What to produce: Return the records below in full. Keep every word exact and skip the images.

Source data:
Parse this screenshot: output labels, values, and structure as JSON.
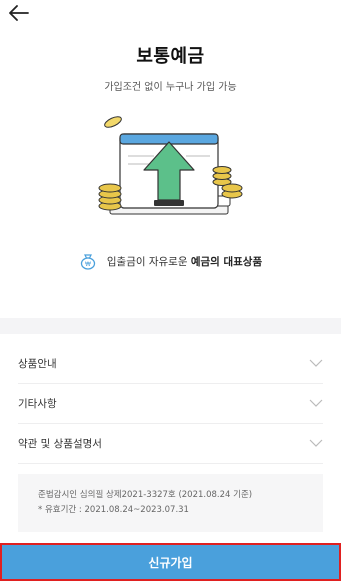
{
  "header": {
    "back_icon": "arrow-left-icon"
  },
  "product": {
    "title": "보통예금",
    "subtitle": "가입조건 없이 누구나 가입 가능"
  },
  "feature": {
    "icon": "money-bag-icon",
    "text_prefix": "입출금이 자유로운 ",
    "text_bold": "예금의 대표상품"
  },
  "accordion": {
    "items": [
      {
        "label": "상품안내"
      },
      {
        "label": "기타사항"
      },
      {
        "label": "약관 및 상품설명서"
      }
    ]
  },
  "notice": {
    "line1": "준법감시인 심의필 상제2021-3327호 (2021.08.24 기준)",
    "line2": "* 유효기간 : 2021.08.24~2023.07.31"
  },
  "cta": {
    "label": "신규가입"
  },
  "colors": {
    "accent_blue": "#4aa0dc",
    "arrow_green": "#5cc08a",
    "coin_gold": "#e8c64a"
  }
}
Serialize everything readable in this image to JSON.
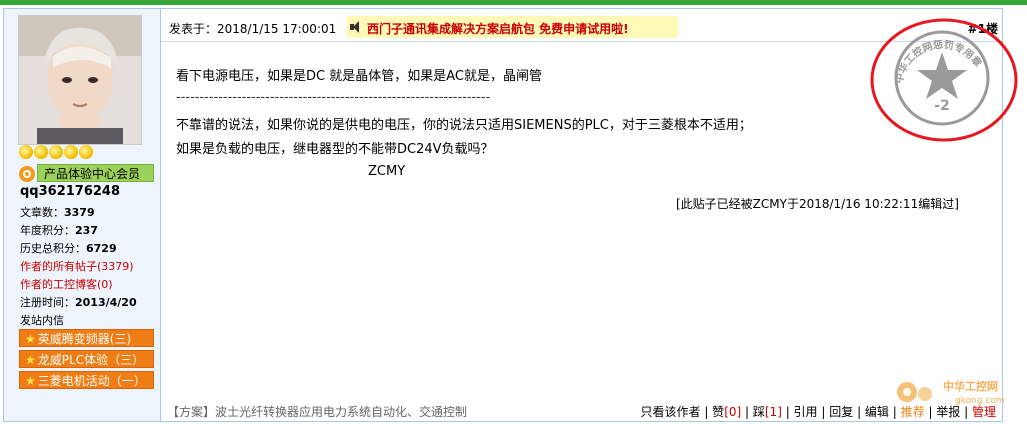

Problem solution:
Parse this screenshot: output labels, values, and structure as JSON.
{
  "header": {
    "back_icon": "arrow-left-icon"
  },
  "product": {
    "title": "보통예금",
    "subtitle": "가입조건 없이 누구나 가입 가능"
  },
  "feature": {
    "icon": "money-bag-icon",
    "text_prefix": "입출금이 자유로운 ",
    "text_bold": "예금의 대표상품"
  },
  "accordion": {
    "items": [
      {
        "label": "상품안내"
      },
      {
        "label": "기타사항"
      },
      {
        "label": "약관 및 상품설명서"
      }
    ]
  },
  "notice": {
    "line1": "준법감시인 심의필 상제2021-3327호 (2021.08.24 기준)",
    "line2": "* 유효기간 : 2021.08.24~2023.07.31"
  },
  "cta": {
    "label": "신규가입"
  },
  "colors": {
    "accent_blue": "#4aa0dc",
    "arrow_green": "#5cc08a",
    "coin_gold": "#e8c64a"
  }
}
Serialize everything readable in this image to JSON.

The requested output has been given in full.